Penn State Society of Women Engineers wins national award


By Tessa M. Pick

UNIVERSITY PARK, Pa. — The Penn State Society of Women Engineers (SWE) received the 2020 Outstanding Collegiate Section (OCS) Gold Mission Award for the seventh consecutive year at the virtual WE20 National Conference.

This award is the highest possible collegiate recognition within the national SWE — an organization that focuses on celebrating and promoting women in the engineering and technology fields.

“I am incredibly proud of our SWE chapter and their unparalleled achievement as recipient of the Gold Mission Award for the seventh year standing,” said Cheryl Knobloch, director of the Penn State Women in Engineering Program and Penn State SWE chapter adviser. “The magnitude of this accomplishment can’t be overstated. The competition for this national award is fierce and the remarkably high standards distinguish our chapter as visionary leaders and ambitious models for collegiate chapters nationwide.”

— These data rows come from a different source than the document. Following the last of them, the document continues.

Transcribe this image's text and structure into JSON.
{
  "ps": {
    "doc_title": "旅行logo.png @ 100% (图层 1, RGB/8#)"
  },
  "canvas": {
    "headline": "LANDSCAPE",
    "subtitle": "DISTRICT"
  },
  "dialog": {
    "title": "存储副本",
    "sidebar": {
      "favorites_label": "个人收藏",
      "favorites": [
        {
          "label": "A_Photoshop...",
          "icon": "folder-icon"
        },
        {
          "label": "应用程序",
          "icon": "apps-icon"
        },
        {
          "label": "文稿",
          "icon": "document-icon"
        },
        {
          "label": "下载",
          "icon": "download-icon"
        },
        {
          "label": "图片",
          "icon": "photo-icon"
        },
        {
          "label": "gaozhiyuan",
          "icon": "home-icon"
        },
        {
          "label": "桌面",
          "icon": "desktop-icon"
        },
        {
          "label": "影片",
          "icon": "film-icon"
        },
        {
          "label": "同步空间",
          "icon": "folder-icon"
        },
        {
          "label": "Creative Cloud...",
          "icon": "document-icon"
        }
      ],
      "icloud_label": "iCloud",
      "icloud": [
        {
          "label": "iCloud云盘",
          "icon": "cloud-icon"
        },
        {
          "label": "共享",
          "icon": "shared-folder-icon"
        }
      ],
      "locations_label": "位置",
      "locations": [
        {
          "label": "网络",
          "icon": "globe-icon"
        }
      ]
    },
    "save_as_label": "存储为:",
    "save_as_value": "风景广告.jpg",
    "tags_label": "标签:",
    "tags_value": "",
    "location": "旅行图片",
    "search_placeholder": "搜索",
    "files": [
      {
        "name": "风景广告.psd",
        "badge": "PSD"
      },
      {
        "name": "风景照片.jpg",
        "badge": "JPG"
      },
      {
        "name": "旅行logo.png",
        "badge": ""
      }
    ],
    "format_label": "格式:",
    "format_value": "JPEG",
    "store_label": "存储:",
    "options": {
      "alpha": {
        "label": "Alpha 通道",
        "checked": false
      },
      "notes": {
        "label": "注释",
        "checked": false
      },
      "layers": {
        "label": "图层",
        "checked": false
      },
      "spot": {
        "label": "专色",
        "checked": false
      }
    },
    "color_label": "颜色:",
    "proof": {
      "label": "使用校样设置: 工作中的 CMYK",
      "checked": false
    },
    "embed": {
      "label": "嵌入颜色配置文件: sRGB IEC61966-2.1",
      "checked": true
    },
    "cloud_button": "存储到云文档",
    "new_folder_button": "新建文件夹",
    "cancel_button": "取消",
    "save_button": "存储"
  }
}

According to the SWE website, the OCS Gold Mission Award is awarded to SWE chapters that have contributed to SWE, the engineering community and their campuses. Penn State SWE has taken home this award for the past seven years because of its work in professional development, advocacy, diversity and inclusion — a representation of SWE’s national motto, “Advance, Aspire and Achieve.”

“Penn State SWE is always evolving to meet the needs of our members by leveraging new ideas into annual occurrences,” said Kelly Weikel, senior chemical engineering student and University affairs officer for Penn State SWE. “What sets us apart from other SWE chapters is our ability to offer a broader range of events — from service and outreach to THON and inclusion — by encouraging the creativity of our leadership team.”

Each year, SWE chooses the recipients for this award from an applicant pool of many SWE collegiate chapters from across the country.

“This year, our personal development director, Malaree Scott, senior civil engineering student, did a fantastic job compiling and writing all this information for the application,” Weikel said.

Penn State SWE also was recognized for excellence in “Best Practice” in the public policy category. This award was given in recognition of Penn State SWE’s newly established events, which included a workshop focused on sexual harassment and “He for SWE” events — a movement in the SWE community that aims to increase gender inclusivity by welcoming male allies into discussions on gender bias. Penn State SWE is open to all Penn State students who are interested in promoting a more inclusive engineering environment.

Other Penn State SWE inclusivity and diversity initiatives were recognized with this award, including members’ participation in events such as the Leaders in STEM Summit and the Diversity Scholarship Meeting.

“Becoming an engineer can be an uphill battle, so it’s important to find a community where you are not alone in your struggles,” Weikel said. “SWE offers the support, skills and events to uplift our fellow students and inspire the next generation of women engineers.”


Share this story:

facebook linked in twitter email


College of Engineering Media Relations